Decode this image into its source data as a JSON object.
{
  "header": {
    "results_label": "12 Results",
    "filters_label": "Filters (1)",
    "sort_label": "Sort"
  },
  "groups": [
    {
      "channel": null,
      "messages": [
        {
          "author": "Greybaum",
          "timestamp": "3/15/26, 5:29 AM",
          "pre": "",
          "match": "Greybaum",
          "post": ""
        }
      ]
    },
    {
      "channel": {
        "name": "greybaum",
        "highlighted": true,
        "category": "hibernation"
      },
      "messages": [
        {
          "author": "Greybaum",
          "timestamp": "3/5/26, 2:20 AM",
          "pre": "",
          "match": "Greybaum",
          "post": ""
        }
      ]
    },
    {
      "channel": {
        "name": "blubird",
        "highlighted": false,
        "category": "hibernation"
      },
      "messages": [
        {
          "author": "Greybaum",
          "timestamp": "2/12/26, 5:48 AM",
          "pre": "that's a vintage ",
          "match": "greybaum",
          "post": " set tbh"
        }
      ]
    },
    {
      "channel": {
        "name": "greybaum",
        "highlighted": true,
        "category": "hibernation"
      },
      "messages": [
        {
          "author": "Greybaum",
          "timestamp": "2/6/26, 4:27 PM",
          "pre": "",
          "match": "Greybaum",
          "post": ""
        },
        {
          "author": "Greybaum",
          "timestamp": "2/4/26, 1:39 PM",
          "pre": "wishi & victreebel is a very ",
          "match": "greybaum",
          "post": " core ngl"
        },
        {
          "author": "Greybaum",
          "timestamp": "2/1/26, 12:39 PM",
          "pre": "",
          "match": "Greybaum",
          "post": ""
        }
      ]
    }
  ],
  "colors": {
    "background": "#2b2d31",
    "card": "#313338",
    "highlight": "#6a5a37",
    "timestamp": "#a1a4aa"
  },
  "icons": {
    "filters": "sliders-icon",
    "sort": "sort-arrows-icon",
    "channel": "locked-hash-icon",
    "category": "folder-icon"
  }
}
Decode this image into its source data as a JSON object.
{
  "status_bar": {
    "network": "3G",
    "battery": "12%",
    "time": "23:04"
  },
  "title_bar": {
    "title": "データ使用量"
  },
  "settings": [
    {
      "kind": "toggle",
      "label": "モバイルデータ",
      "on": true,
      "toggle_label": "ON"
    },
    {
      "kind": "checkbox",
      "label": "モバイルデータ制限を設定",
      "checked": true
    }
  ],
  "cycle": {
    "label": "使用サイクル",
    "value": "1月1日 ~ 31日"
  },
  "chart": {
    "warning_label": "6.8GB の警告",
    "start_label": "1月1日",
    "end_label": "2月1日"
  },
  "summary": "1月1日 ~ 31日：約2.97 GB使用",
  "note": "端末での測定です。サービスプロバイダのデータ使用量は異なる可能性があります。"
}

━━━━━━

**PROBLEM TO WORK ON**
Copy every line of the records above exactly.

**ANSWER BOX**
Decode this image into its source data as a JSON object.
{
  "header": {
    "results_label": "12 Results",
    "filters_label": "Filters (1)",
    "sort_label": "Sort"
  },
  "groups": [
    {
      "channel": null,
      "messages": [
        {
          "author": "Greybaum",
          "timestamp": "3/15/26, 5:29 AM",
          "pre": "",
          "match": "Greybaum",
          "post": ""
        }
      ]
    },
    {
      "channel": {
        "name": "greybaum",
        "highlighted": true,
        "category": "hibernation"
      },
      "messages": [
        {
          "author": "Greybaum",
          "timestamp": "3/5/26, 2:20 AM",
          "pre": "",
          "match": "Greybaum",
          "post": ""
        }
      ]
    },
    {
      "channel": {
        "name": "blubird",
        "highlighted": false,
        "category": "hibernation"
      },
      "messages": [
        {
          "author": "Greybaum",
          "timestamp": "2/12/26, 5:48 AM",
          "pre": "that's a vintage ",
          "match": "greybaum",
          "post": " set tbh"
        }
      ]
    },
    {
      "channel": {
        "name": "greybaum",
        "highlighted": true,
        "category": "hibernation"
      },
      "messages": [
        {
          "author": "Greybaum",
          "timestamp": "2/6/26, 4:27 PM",
          "pre": "",
          "match": "Greybaum",
          "post": ""
        },
        {
          "author": "Greybaum",
          "timestamp": "2/4/26, 1:39 PM",
          "pre": "wishi & victreebel is a very ",
          "match": "greybaum",
          "post": " core ngl"
        },
        {
          "author": "Greybaum",
          "timestamp": "2/1/26, 12:39 PM",
          "pre": "",
          "match": "Greybaum",
          "post": ""
        }
      ]
    }
  ],
  "colors": {
    "background": "#2b2d31",
    "card": "#313338",
    "highlight": "#6a5a37",
    "timestamp": "#a1a4aa"
  },
  "icons": {
    "filters": "sliders-icon",
    "sort": "sort-arrows-icon",
    "channel": "locked-hash-icon",
    "category": "folder-icon"
  }
}
Decode this image into its source data as a JSON object.
{
  "status_bar": {
    "network": "3G",
    "battery": "12%",
    "time": "23:04"
  },
  "title_bar": {
    "title": "データ使用量"
  },
  "settings": [
    {
      "kind": "toggle",
      "label": "モバイルデータ",
      "on": true,
      "toggle_label": "ON"
    },
    {
      "kind": "checkbox",
      "label": "モバイルデータ制限を設定",
      "checked": true
    }
  ],
  "cycle": {
    "label": "使用サイクル",
    "value": "1月1日 ~ 31日"
  },
  "chart": {
    "warning_label": "6.8GB の警告",
    "start_label": "1月1日",
    "end_label": "2月1日"
  },
  "summary": "1月1日 ~ 31日：約2.97 GB使用",
  "note": "端末での測定です。サービスプロバイダのデータ使用量は異なる可能性があります。"
}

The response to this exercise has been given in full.